» Record extracts
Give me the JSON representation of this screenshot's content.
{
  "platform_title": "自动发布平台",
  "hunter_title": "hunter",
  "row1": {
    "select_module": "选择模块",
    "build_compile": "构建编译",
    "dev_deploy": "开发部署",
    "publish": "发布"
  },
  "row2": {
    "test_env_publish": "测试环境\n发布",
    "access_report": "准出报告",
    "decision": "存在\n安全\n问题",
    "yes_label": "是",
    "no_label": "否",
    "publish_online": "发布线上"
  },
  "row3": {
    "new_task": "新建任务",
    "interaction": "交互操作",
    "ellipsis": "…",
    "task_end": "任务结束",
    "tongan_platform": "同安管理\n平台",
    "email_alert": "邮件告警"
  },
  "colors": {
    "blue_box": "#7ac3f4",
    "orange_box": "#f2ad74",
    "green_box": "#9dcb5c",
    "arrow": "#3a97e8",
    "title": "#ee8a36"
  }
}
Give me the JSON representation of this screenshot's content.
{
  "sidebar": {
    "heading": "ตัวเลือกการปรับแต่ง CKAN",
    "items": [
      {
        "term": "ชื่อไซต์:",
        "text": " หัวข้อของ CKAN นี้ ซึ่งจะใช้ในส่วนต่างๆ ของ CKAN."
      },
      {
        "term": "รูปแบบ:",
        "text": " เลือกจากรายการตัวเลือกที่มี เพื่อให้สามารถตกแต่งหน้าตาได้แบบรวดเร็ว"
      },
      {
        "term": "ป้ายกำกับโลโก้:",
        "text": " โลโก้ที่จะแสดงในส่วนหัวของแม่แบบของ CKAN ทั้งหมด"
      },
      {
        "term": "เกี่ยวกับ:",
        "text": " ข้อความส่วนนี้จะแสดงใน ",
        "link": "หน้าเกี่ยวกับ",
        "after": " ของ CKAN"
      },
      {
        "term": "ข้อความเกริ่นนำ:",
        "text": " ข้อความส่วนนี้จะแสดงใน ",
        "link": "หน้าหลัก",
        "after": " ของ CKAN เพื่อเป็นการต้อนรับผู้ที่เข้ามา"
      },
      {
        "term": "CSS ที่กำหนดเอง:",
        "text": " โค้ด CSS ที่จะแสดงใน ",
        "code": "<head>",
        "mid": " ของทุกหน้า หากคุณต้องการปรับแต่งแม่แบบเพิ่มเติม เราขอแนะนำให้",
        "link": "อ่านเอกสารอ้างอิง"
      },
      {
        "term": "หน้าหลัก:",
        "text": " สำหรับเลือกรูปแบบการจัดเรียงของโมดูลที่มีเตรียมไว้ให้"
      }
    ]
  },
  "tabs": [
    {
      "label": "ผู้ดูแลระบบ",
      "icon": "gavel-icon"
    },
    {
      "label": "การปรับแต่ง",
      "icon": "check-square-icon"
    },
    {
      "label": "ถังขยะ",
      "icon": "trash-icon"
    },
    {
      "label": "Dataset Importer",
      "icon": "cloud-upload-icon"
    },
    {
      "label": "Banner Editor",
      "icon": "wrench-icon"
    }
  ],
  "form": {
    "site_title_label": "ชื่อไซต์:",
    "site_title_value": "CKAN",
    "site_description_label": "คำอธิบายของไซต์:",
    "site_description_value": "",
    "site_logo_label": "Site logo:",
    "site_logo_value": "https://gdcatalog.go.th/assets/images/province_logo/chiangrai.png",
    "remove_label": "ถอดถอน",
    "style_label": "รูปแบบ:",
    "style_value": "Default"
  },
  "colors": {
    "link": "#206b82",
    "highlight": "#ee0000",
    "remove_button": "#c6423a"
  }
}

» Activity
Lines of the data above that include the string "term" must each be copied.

» Written response
        "term": "ชื่อไซต์:",
        "term": "รูปแบบ:",
        "term": "ป้ายกำกับโลโก้:",
        "term": "เกี่ยวกับ:",
        "term": "ข้อความเกริ่นนำ:",
        "term": "CSS ที่กำหนดเอง:",
        "term": "หน้าหลัก:",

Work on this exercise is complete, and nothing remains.